Is it safe to infuse garlic in oil?

There is a common bacterium called Clostridium botulinum that exists naturally in the environment, even on garlic.
There is a common bacterium called Clostridium botulinum that exists naturally in the environment, even on garlic.  Photo: iStock

Is it OK to infuse garlic in oil? K. Lindsay

People who react to FODMAP compounds in food often infuse garlic into oil so they can enjoy the flavour without the intestinal upsets. But putting garlic in oil and storing it at room temperature is the perfect recipe for poisoning the recipients. There is a common bacterium called Clostridium botulinum that exists naturally in the environment, even on garlic. It is usually inactive, but under the right conditions, spores can grow into bacteria that produce toxins that cause botulism. It is an anaerobic bacterium, which means it thrives in the absence of oxygen, such as under a layer of oil. You will notice a lot of food preserved under oil, but this food has been treated to make it acidic. C. botulinum does not thrive in acidic conditions, under 4.6 pH. Vinegar, for example, has a pH of around 2.8 and lemon juice 3. Persian feta under oil has undergone natural lactic fermentation that brings its pH down to 4.4, which is why it has that pleasant tang. Properly preserved olives also undergo lactic fermentation and, as a result, are rendered safe to place under oil. Even bottled pesto – basil leaves, nuts and cheese in oil – is given a dose of "acidity regulator", either vinegar or lactic acid, to render it safe. To make "safe" garlic-infused oil, roughly chop 225g garlic and steep for 24 hours in a citric acid solution. To make the solution, dissolve 1 tablespoon of citric acid – available in the supermarket's baking section – in two cups of water. Leave this at room temperature. After 24 hours, drain off the solution, then add the garlic to a clean jar and cover with olive oil. This will store safely at room temperature. 

​My onion rings split when I fry them. X. Ryan

Along with fish fingers and chocolate Big M, onions rings are my guilty secret junk food. I tried to make them but, like you, experienced trouble. It turns out there is a delicate but determinedly sticky membrane between each layer of the onion. It is translucent, skin-like, and cooks much faster than the thicker ring of flesh. This means it can contract and pull through the batter, breaking the seal and allowing the oil inside. You can remove the membrane after slicing, but this is a stinky, tear-filled ordeal. Instead, slice the onions into rings, place on a tray, and place in the freezer for 24 hours. The water in the cells will expand as it freezes, rupturing cells and making the membrane easier to remove once the onion rings have thawed. The rings' texture will be softer – and more like those served at certain fast-food joints. 


Recently we mentioned that prawn and lobster shells can be used to make a bisque, giving them one more use before they hit the bin.

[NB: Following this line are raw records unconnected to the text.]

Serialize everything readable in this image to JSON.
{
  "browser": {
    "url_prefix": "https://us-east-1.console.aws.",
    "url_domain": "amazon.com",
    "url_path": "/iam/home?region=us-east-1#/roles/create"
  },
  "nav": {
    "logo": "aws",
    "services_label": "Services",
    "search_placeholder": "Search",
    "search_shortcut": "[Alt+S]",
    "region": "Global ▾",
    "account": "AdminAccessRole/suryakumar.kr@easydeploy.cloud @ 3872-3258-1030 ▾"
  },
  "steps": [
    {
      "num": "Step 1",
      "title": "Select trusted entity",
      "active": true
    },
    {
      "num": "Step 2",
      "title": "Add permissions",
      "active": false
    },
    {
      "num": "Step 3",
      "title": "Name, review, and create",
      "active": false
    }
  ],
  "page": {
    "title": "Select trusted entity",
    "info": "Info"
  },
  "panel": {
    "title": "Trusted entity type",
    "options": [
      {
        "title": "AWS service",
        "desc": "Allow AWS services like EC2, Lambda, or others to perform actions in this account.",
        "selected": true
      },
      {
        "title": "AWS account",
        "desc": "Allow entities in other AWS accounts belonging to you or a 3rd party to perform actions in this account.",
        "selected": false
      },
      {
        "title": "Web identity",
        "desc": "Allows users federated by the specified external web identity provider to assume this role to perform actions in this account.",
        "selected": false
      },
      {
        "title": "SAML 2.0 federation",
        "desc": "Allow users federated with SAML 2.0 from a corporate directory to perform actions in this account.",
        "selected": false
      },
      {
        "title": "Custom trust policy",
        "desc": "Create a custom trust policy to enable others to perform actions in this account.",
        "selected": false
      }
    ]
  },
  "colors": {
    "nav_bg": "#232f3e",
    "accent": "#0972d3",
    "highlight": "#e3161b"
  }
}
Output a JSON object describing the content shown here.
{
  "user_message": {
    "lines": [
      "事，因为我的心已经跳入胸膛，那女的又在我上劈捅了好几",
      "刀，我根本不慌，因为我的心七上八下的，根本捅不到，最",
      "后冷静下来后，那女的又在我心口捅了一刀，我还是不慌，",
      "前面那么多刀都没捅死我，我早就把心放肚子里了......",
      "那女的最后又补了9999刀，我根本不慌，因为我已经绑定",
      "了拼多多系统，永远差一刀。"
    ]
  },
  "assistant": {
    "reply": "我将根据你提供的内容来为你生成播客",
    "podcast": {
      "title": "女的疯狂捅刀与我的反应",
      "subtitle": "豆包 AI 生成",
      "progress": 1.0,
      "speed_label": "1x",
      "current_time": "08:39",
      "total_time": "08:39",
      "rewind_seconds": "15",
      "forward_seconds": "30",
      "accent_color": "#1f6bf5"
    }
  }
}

Readers had a few quirkier suggestions. One feeds her prawn shells to the dog, not something condoned here, while another flushes theirs down the toilet. Obviously they have never had a septic tank. P. Waldren digs a hole in his vegetable garden and buries the prawn shells there, a much better solution. On the subject of marmalade, we discussed that the word derives from the Greek melimelon, a combination of the words for honey and apple. From this comes marmelada, Portuguese for quince paste. N. Silke offers this alternative and apocryphal etymology. "I remember hearing about the story of Mary, Queen of Scots, visiting Portugal. She was quite sick, and her lady-in-waiting would come to the kitchen and say in European courtly lingua franca, "Madame est malade", the lady is sick. The Portuguese thought she wanted marmalade or quince paste."

Send your vexing culinary conundrums to or tweet to @foodcornish